In these writings, I will only refer to Gladys Bentley by name and also use the pronouns they/them/theirs. The choice to use these pronouns are not tied to the observation of Gladys' possible gender identity. I believe that we should not assign modern ways fo describing gender identity to figures of past times, as they may not have found them representative of who they were. Assigning identies to figures projects our own beliefs onto them and strip them of they power to have created their own story. The use of these pronouns is intended to encompass all of Gladys' identities in and out of drag as Barbra Minton, Bobbie and Fatso Bentley.
I honor all that Gladys was and who they chose to be, when they chose to be.
Gladys was born on June 1907 in Philadelphia, Pennsylvania, rejected by the arms of their mother because they weren't assigned male at birth.
In the article I Am a Woman Again in Ebony magazine in 1952, Gladys states feeling remised of love from their mother. It was a personal belief that this lack of love expression was the cause of their gender expression and choice to often identify as a man. This yearning for love led her down treacherous paths of redefining and acceptance in her career, gender and sexuality.
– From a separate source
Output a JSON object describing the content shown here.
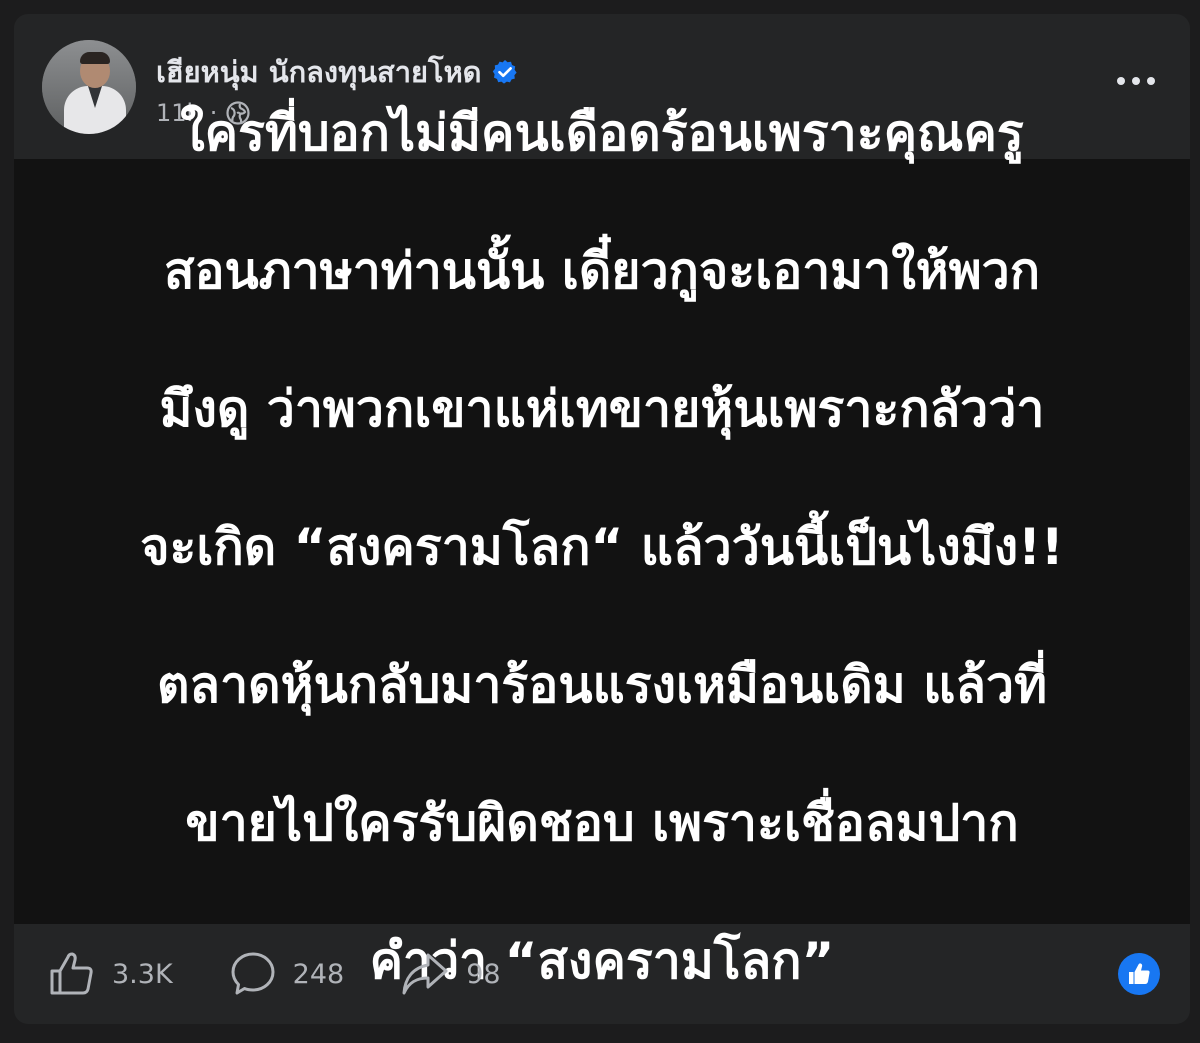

Viewed as an a perfect piece of African sculpture, animated by her own rhythm
by the poet Langston Hughes, Gladys sang through orders of stopping and with the risk of imprisonment.
Gender and Sexuality
these projects center water to represent the fluidity of Gladys' identity and the changes she experienced throughout her life, as challenging as they sound to navigate.
The Black Forgotten
This is in no means to say that the artists I view as a Black Forgotten had no carrier, received no praise and accolades, or do not get mentioned by even few. The term is matched to those who at the prime of their careen superseded all others are made history in their present day, yet have fallen into. obscurity. This obscurity could be caused by a loss of archival materials to the erasure because of intersecting schools of oppression that affect the figure (queerness, race, wealth, etc). I find myself asking the question "how was Gladys one of the wealthiest Black figures of the early 20th century yet minimal coverage of her can be found? How did she thrive as an international entertainer yet is not recognized in the vein of her counterparts like Moms Mabley, who shared electrifying nights of a stage with Gladys at Connie's in Harlem?Why is there such little information and materials left behind on her, making it hard for those who seek knowledge to sooth their desires? This is what creates a Black Forgotten figure. The heights of her career cannot be understood by those who seek to find Gladys today. This is why I journey to get to know Gladys, and treat Gladys like a friend.